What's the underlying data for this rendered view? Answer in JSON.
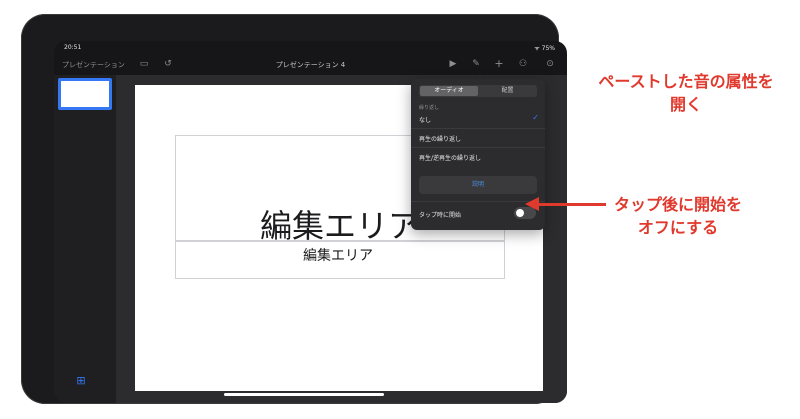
{
  "status_bar": {
    "time": "20:51",
    "right": "ᯤ 75%"
  },
  "toolbar": {
    "presentations_label": "プレゼンテーション",
    "doc_title": "プレゼンテーション 4",
    "play_icon": "play-icon",
    "format_icon": "paintbrush-icon",
    "add_icon": "plus-icon",
    "collab_icon": "collaborate-icon",
    "more_icon": "more-icon"
  },
  "slide": {
    "title_text": "編集エリア",
    "body_text": "編集エリア"
  },
  "popover": {
    "tabs": [
      "オーディオ",
      "配置"
    ],
    "repeat_label": "繰り返し",
    "repeat_options": [
      {
        "label": "なし",
        "selected": true
      },
      {
        "label": "再生の繰り返し",
        "selected": false
      },
      {
        "label": "再生/逆再生の繰り返し",
        "selected": false
      }
    ],
    "description_button": "説明",
    "tap_to_start_label": "タップ時に開始",
    "tap_to_start_on": false
  },
  "annotations": {
    "top_line1": "ペーストした音の属性を",
    "top_line2": "開く",
    "bottom_line1": "タップ後に開始を",
    "bottom_line2": "オフにする"
  },
  "colors": {
    "accent": "#3478f6",
    "annotation": "#e0392d"
  }
}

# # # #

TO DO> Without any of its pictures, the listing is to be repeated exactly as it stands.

YOUR SOLUTION>
What's the underlying data for this rendered view? Answer in JSON.
{
  "status_bar": {
    "time": "20:51",
    "right": "ᯤ 75%"
  },
  "toolbar": {
    "presentations_label": "プレゼンテーション",
    "doc_title": "プレゼンテーション 4",
    "play_icon": "play-icon",
    "format_icon": "paintbrush-icon",
    "add_icon": "plus-icon",
    "collab_icon": "collaborate-icon",
    "more_icon": "more-icon"
  },
  "slide": {
    "title_text": "編集エリア",
    "body_text": "編集エリア"
  },
  "popover": {
    "tabs": [
      "オーディオ",
      "配置"
    ],
    "repeat_label": "繰り返し",
    "repeat_options": [
      {
        "label": "なし",
        "selected": true
      },
      {
        "label": "再生の繰り返し",
        "selected": false
      },
      {
        "label": "再生/逆再生の繰り返し",
        "selected": false
      }
    ],
    "description_button": "説明",
    "tap_to_start_label": "タップ時に開始",
    "tap_to_start_on": false
  },
  "annotations": {
    "top_line1": "ペーストした音の属性を",
    "top_line2": "開く",
    "bottom_line1": "タップ後に開始を",
    "bottom_line2": "オフにする"
  },
  "colors": {
    "accent": "#3478f6",
    "annotation": "#e0392d"
  }
}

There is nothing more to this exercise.